I’ve always been interested in clinical diagnostic skills. You often need these skills in the middle of the night or in the central highlands of Guatemala where CT scans aren’t available. Even non doctors draw conclusions from their observations, sometimes asking my opinion of their diagnosis.

I’m especially interested in gait issues in my geriatric patients where falling is a big problem. Gait issues are also on my mind as I watch my granddaughter Josie learn to walk. You can see her working to develop the neural connections in her  cerebellum which will one day produce fluid and coordinated movements. Pathologically, stroke patients can have similar discoordinated movements and coarse shaking as Josie now manifests due to her immature brain.

This essay is not meant to make you a neurologist or even an internist who once stayed in a Holiday Inn Express. However, if you see someone unable to easily get up from a chair, especially if they must use their arms to push themselves to a standing position, you should assume these folks are at high risk of a fall due to weakness in their quadriceps (thigh muscles). Similarly, weakness of those muscles on the back of the thigh (hamstrings) which ease us down into a chair also raise the risk of a fall. Older folks sometimes find walking painful and therefore become more sedentary. This contributes to weakening of the thigh muscles which must be resisted. Use those muscles or lose them is good advice.

We’ve all seen people with “inner ear” problems who seem to veer off course. Obviously, this can be dangerous. And others with nerve damage may find it difficult to raise their feet and compensate with a high stepping gait in order to prevent tripping. Throw rugs in a home add warmth and are beautiful, but can contribute to falls in folks with muscular and neurologic disorders.

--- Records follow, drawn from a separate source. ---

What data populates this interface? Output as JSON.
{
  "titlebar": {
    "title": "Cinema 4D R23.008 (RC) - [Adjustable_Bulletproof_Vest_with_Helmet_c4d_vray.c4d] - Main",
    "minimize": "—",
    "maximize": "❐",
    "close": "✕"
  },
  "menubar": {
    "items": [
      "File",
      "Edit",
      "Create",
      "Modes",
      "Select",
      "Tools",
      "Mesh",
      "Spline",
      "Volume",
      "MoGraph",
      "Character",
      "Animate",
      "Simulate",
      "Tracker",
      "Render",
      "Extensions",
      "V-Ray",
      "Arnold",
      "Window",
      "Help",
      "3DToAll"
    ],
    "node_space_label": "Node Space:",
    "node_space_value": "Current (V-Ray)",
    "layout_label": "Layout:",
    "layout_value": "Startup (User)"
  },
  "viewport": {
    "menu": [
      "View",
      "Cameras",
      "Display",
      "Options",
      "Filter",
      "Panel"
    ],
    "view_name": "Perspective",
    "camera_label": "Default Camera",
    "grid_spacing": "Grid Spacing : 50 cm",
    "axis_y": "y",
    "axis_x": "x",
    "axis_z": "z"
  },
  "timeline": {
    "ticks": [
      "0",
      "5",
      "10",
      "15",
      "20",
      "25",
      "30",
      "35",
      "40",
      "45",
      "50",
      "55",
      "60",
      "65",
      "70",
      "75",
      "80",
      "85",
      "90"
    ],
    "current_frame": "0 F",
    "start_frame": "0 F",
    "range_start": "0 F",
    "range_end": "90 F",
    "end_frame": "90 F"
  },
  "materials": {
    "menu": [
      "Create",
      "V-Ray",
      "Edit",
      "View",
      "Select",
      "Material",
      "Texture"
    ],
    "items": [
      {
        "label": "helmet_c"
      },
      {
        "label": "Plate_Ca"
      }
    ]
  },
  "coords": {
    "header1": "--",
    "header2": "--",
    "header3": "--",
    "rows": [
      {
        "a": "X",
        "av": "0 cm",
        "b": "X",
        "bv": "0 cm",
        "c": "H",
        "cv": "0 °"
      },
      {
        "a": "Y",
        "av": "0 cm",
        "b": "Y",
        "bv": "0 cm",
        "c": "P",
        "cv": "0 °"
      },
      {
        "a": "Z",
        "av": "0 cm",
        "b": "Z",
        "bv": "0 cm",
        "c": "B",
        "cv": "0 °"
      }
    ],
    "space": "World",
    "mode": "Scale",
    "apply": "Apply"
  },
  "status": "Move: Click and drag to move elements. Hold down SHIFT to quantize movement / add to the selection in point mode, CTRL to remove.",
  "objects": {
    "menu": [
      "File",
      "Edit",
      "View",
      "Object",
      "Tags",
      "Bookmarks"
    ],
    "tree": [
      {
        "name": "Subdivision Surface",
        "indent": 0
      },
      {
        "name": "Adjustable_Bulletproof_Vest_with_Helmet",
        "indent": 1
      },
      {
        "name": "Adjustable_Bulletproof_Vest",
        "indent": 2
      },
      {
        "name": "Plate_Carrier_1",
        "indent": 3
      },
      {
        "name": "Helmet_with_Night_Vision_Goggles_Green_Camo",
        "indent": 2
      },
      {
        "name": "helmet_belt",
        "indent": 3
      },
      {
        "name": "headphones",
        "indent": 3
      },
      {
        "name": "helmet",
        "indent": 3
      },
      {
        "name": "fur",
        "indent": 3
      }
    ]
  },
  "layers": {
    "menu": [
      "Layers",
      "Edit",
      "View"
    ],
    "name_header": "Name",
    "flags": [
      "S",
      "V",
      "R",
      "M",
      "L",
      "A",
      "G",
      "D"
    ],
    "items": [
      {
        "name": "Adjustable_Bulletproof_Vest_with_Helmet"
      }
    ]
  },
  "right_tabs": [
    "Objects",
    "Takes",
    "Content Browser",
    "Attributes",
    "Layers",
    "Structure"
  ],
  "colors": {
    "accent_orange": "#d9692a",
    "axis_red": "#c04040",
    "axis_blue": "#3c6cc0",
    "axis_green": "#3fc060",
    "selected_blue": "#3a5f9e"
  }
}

An important and common problem in older folks is what I call disequilibrium syndrome (dysfunction of equilibrium). Patients often report that they’re unsteady or dizzy, but this is not vertigo. As we age the collection and transmission of sensory information becomes impaired. Our hearing decreases, the sense of smell and taste diminish and our vision weakens. Often many of us need bifocals later in life and sometimes trifocals. When you first put on bifocals you understand lack of depth perception and how disconcerting and problematic this can be. Lastly, some older folks have difficulty sensing their toes, and compensate by watching where they step. People with neuropathy often lean forward to watch their step, lifting their feet higher as they walk. Watching their difficulties is even unsettling for me.

Strokes cause additional gait issues beyond just the paresis which contributes to falls. Patients may have spasticity where their toes turn inwards and scrape the floor producing excessive wear of the tips of shoes. Stoke victims may also have an inability to adequately lift the affected leg producing an audible scuffing of the floor and a visible widened compensatory swinging of the leg called circumduction. Obviously, these debilities increase the risk of falls.

Broken hips, a fractured pelvis or crushed lumbar vertebrae can be life threatening and cause misery. You’ve heard that appearances can be deceiving, but they can also be revealing. Let’s pay attention and do a better job looking after each other and protecting the frailest among us.